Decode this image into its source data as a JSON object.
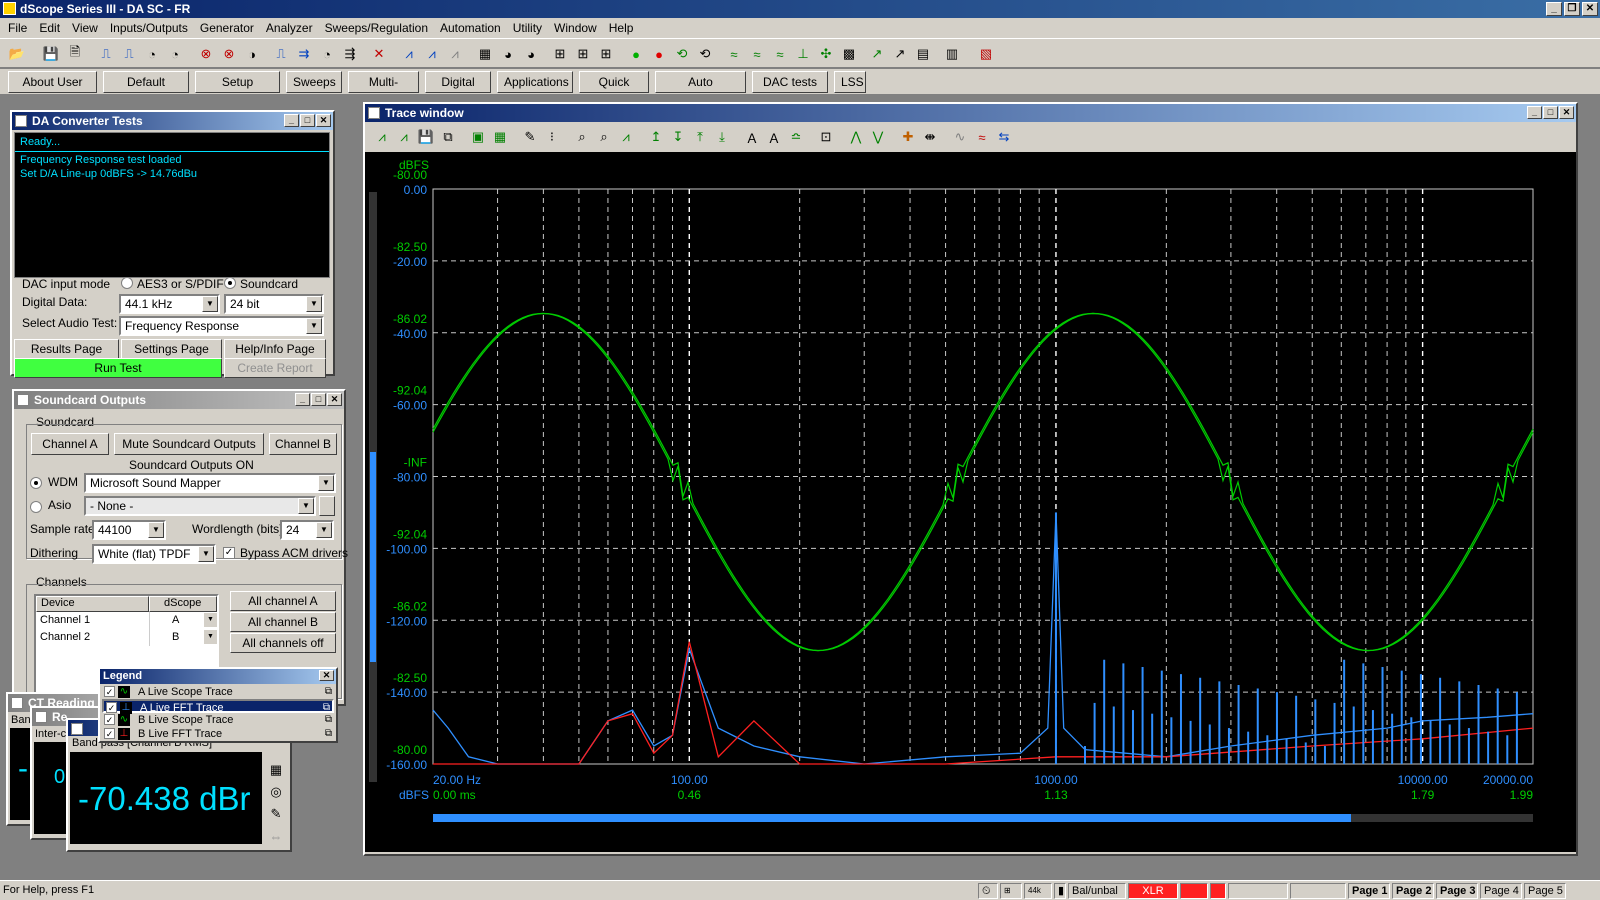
{
  "app": {
    "title": "dScope Series III - DA SC - FR"
  },
  "menu": [
    "File",
    "Edit",
    "View",
    "Inputs/Outputs",
    "Generator",
    "Analyzer",
    "Sweeps/Regulation",
    "Automation",
    "Utility",
    "Window",
    "Help"
  ],
  "user_bar": [
    "About User Bar",
    "Default Config",
    "Setup Wizard",
    "Sweeps",
    "Multi-tones",
    "Digital I/O",
    "Applications",
    "Quick Tour",
    "Auto Sequence",
    "DAC tests",
    "LSS"
  ],
  "da_panel": {
    "title": "DA Converter Tests",
    "log": [
      "Ready...",
      "Frequency Response test loaded",
      "Set D/A Line-up 0dBFS -> 14.76dBu"
    ],
    "dac_input_mode_label": "DAC input mode",
    "mode_options": [
      "AES3 or S/PDIF",
      "Soundcard"
    ],
    "mode_selected": "Soundcard",
    "digital_data_label": "Digital Data:",
    "sample_rate": "44.1 kHz",
    "bit_depth": "24 bit",
    "select_test_label": "Select Audio Test:",
    "test": "Frequency Response",
    "buttons": [
      "Results Page",
      "Settings Page",
      "Help/Info Page"
    ],
    "run": "Run Test",
    "report": "Create Report"
  },
  "sc_panel": {
    "title": "Soundcard Outputs",
    "group": "Soundcard",
    "channel_a": "Channel A",
    "mute": "Mute Soundcard Outputs",
    "channel_b": "Channel B",
    "status": "Soundcard Outputs ON",
    "wdm_label": "WDM",
    "wdm_value": "Microsoft Sound Mapper",
    "asio_label": "Asio",
    "asio_value": "- None -",
    "sample_rate_label": "Sample rate",
    "sample_rate": "44100",
    "wordlength_label": "Wordlength (bits)",
    "wordlength": "24",
    "dither_label": "Dithering",
    "dither": "White (flat) TPDF",
    "bypass": "Bypass ACM drivers",
    "channels_label": "Channels",
    "col_device": "Device",
    "col_dscope": "dScope",
    "rows": [
      {
        "device": "Channel 1",
        "dscope": "A"
      },
      {
        "device": "Channel 2",
        "dscope": "B"
      }
    ],
    "all_a": "All channel A",
    "all_b": "All channel B",
    "all_off": "All channels off"
  },
  "legend": {
    "title": "Legend",
    "items": [
      {
        "label": "A  Live Scope Trace",
        "color": "#00cc00",
        "selected": false
      },
      {
        "label": "A  Live FFT Trace",
        "color": "#2f8fff",
        "selected": true
      },
      {
        "label": "B  Live Scope Trace",
        "color": "#00cc00",
        "selected": false
      },
      {
        "label": "B  Live FFT Trace",
        "color": "#ff2020",
        "selected": false
      }
    ]
  },
  "readings": {
    "back1_title": "CT Reading",
    "back1_sub": "Ban",
    "back1_value": "-",
    "back2_title": "Re",
    "back2_sub": "Inter-c",
    "back2_value": "0",
    "front_sub": "Band pass [Channel B RMS]",
    "value": "-70.438 dBr"
  },
  "trace": {
    "title": "Trace window",
    "left_unit_top": "dBFS",
    "left_unit_bottom": "dBFS",
    "left_green_ticks": [
      "-80.00",
      "-82.50",
      "-86.02",
      "-92.04",
      "-INF",
      "-92.04",
      "-86.02",
      "-82.50",
      "-80.00"
    ],
    "left_blue_ticks": [
      "0.00",
      "-20.00",
      "-40.00",
      "-60.00",
      "-80.00",
      "-100.00",
      "-120.00",
      "-140.00",
      "-160.00"
    ],
    "x_freq_labels": [
      "20.00 Hz",
      "100.00",
      "1000.00",
      "10000.00",
      "20000.00"
    ],
    "x_time_labels": [
      "0.00 ms",
      "0.46",
      "1.13",
      "1.79",
      "1.99"
    ]
  },
  "chart_data": {
    "type": "line",
    "x_scale": "log",
    "xlim": [
      20,
      20000
    ],
    "ylim": [
      -160,
      0
    ],
    "ylabel": "dBFS",
    "series": [
      {
        "name": "A Live FFT Trace",
        "color": "#2f8fff",
        "x": [
          20,
          22,
          25,
          30,
          40,
          50,
          60,
          70,
          80,
          90,
          100,
          120,
          150,
          200,
          300,
          500,
          800,
          950,
          1000,
          1050,
          1200,
          2000,
          3000,
          5000,
          8000,
          10000,
          15000,
          20000
        ],
        "y": [
          -145,
          -150,
          -158,
          -160,
          -160,
          -160,
          -148,
          -145,
          -155,
          -152,
          -128,
          -150,
          -155,
          -158,
          -160,
          -158,
          -157,
          -150,
          -90,
          -150,
          -156,
          -158,
          -155,
          -152,
          -150,
          -148,
          -147,
          -146
        ]
      },
      {
        "name": "B Live FFT Trace",
        "color": "#ff2020",
        "x": [
          20,
          30,
          40,
          50,
          60,
          70,
          80,
          90,
          100,
          120,
          150,
          200,
          300,
          500,
          1000,
          2000,
          5000,
          10000,
          20000
        ],
        "y": [
          -160,
          -160,
          -160,
          -160,
          -148,
          -146,
          -157,
          -152,
          -126,
          -158,
          -148,
          -160,
          -160,
          -160,
          -158,
          -158,
          -155,
          -153,
          -150
        ]
      }
    ]
  }
}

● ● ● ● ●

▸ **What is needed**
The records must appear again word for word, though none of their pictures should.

▸ **Task response**
Decode this image into its source data as a JSON object.
{
  "app": {
    "title": "dScope Series III - DA SC - FR"
  },
  "menu": [
    "File",
    "Edit",
    "View",
    "Inputs/Outputs",
    "Generator",
    "Analyzer",
    "Sweeps/Regulation",
    "Automation",
    "Utility",
    "Window",
    "Help"
  ],
  "user_bar": [
    "About User Bar",
    "Default Config",
    "Setup Wizard",
    "Sweeps",
    "Multi-tones",
    "Digital I/O",
    "Applications",
    "Quick Tour",
    "Auto Sequence",
    "DAC tests",
    "LSS"
  ],
  "da_panel": {
    "title": "DA Converter Tests",
    "log": [
      "Ready...",
      "Frequency Response test loaded",
      "Set D/A Line-up 0dBFS -> 14.76dBu"
    ],
    "dac_input_mode_label": "DAC input mode",
    "mode_options": [
      "AES3 or S/PDIF",
      "Soundcard"
    ],
    "mode_selected": "Soundcard",
    "digital_data_label": "Digital Data:",
    "sample_rate": "44.1 kHz",
    "bit_depth": "24 bit",
    "select_test_label": "Select Audio Test:",
    "test": "Frequency Response",
    "buttons": [
      "Results Page",
      "Settings Page",
      "Help/Info Page"
    ],
    "run": "Run Test",
    "report": "Create Report"
  },
  "sc_panel": {
    "title": "Soundcard Outputs",
    "group": "Soundcard",
    "channel_a": "Channel A",
    "mute": "Mute Soundcard Outputs",
    "channel_b": "Channel B",
    "status": "Soundcard Outputs ON",
    "wdm_label": "WDM",
    "wdm_value": "Microsoft Sound Mapper",
    "asio_label": "Asio",
    "asio_value": "- None -",
    "sample_rate_label": "Sample rate",
    "sample_rate": "44100",
    "wordlength_label": "Wordlength (bits)",
    "wordlength": "24",
    "dither_label": "Dithering",
    "dither": "White (flat) TPDF",
    "bypass": "Bypass ACM drivers",
    "channels_label": "Channels",
    "col_device": "Device",
    "col_dscope": "dScope",
    "rows": [
      {
        "device": "Channel 1",
        "dscope": "A"
      },
      {
        "device": "Channel 2",
        "dscope": "B"
      }
    ],
    "all_a": "All channel A",
    "all_b": "All channel B",
    "all_off": "All channels off"
  },
  "legend": {
    "title": "Legend",
    "items": [
      {
        "label": "A  Live Scope Trace",
        "color": "#00cc00",
        "selected": false
      },
      {
        "label": "A  Live FFT Trace",
        "color": "#2f8fff",
        "selected": true
      },
      {
        "label": "B  Live Scope Trace",
        "color": "#00cc00",
        "selected": false
      },
      {
        "label": "B  Live FFT Trace",
        "color": "#ff2020",
        "selected": false
      }
    ]
  },
  "readings": {
    "back1_title": "CT Reading",
    "back1_sub": "Ban",
    "back1_value": "-",
    "back2_title": "Re",
    "back2_sub": "Inter-c",
    "back2_value": "0",
    "front_sub": "Band pass [Channel B RMS]",
    "value": "-70.438 dBr"
  },
  "trace": {
    "title": "Trace window",
    "left_unit_top": "dBFS",
    "left_unit_bottom": "dBFS",
    "left_green_ticks": [
      "-80.00",
      "-82.50",
      "-86.02",
      "-92.04",
      "-INF",
      "-92.04",
      "-86.02",
      "-82.50",
      "-80.00"
    ],
    "left_blue_ticks": [
      "0.00",
      "-20.00",
      "-40.00",
      "-60.00",
      "-80.00",
      "-100.00",
      "-120.00",
      "-140.00",
      "-160.00"
    ],
    "x_freq_labels": [
      "20.00 Hz",
      "100.00",
      "1000.00",
      "10000.00",
      "20000.00"
    ],
    "x_time_labels": [
      "0.00 ms",
      "0.46",
      "1.13",
      "1.79",
      "1.99"
    ]
  },
  "chart_data": {
    "type": "line",
    "x_scale": "log",
    "xlim": [
      20,
      20000
    ],
    "ylim": [
      -160,
      0
    ],
    "ylabel": "dBFS",
    "series": [
      {
        "name": "A Live FFT Trace",
        "color": "#2f8fff",
        "x": [
          20,
          22,
          25,
          30,
          40,
          50,
          60,
          70,
          80,
          90,
          100,
          120,
          150,
          200,
          300,
          500,
          800,
          950,
          1000,
          1050,
          1200,
          2000,
          3000,
          5000,
          8000,
          10000,
          15000,
          20000
        ],
        "y": [
          -145,
          -150,
          -158,
          -160,
          -160,
          -160,
          -148,
          -145,
          -155,
          -152,
          -128,
          -150,
          -155,
          -158,
          -160,
          -158,
          -157,
          -150,
          -90,
          -150,
          -156,
          -158,
          -155,
          -152,
          -150,
          -148,
          -147,
          -146
        ]
      },
      {
        "name": "B Live FFT Trace",
        "color": "#ff2020",
        "x": [
          20,
          30,
          40,
          50,
          60,
          70,
          80,
          90,
          100,
          120,
          150,
          200,
          300,
          500,
          1000,
          2000,
          5000,
          10000,
          20000
        ],
        "y": [
          -160,
          -160,
          -160,
          -160,
          -148,
          -146,
          -157,
          -152,
          -126,
          -158,
          -148,
          -160,
          -160,
          -160,
          -158,
          -158,
          -155,
          -153,
          -150
        ]
      }
    ]
  }
}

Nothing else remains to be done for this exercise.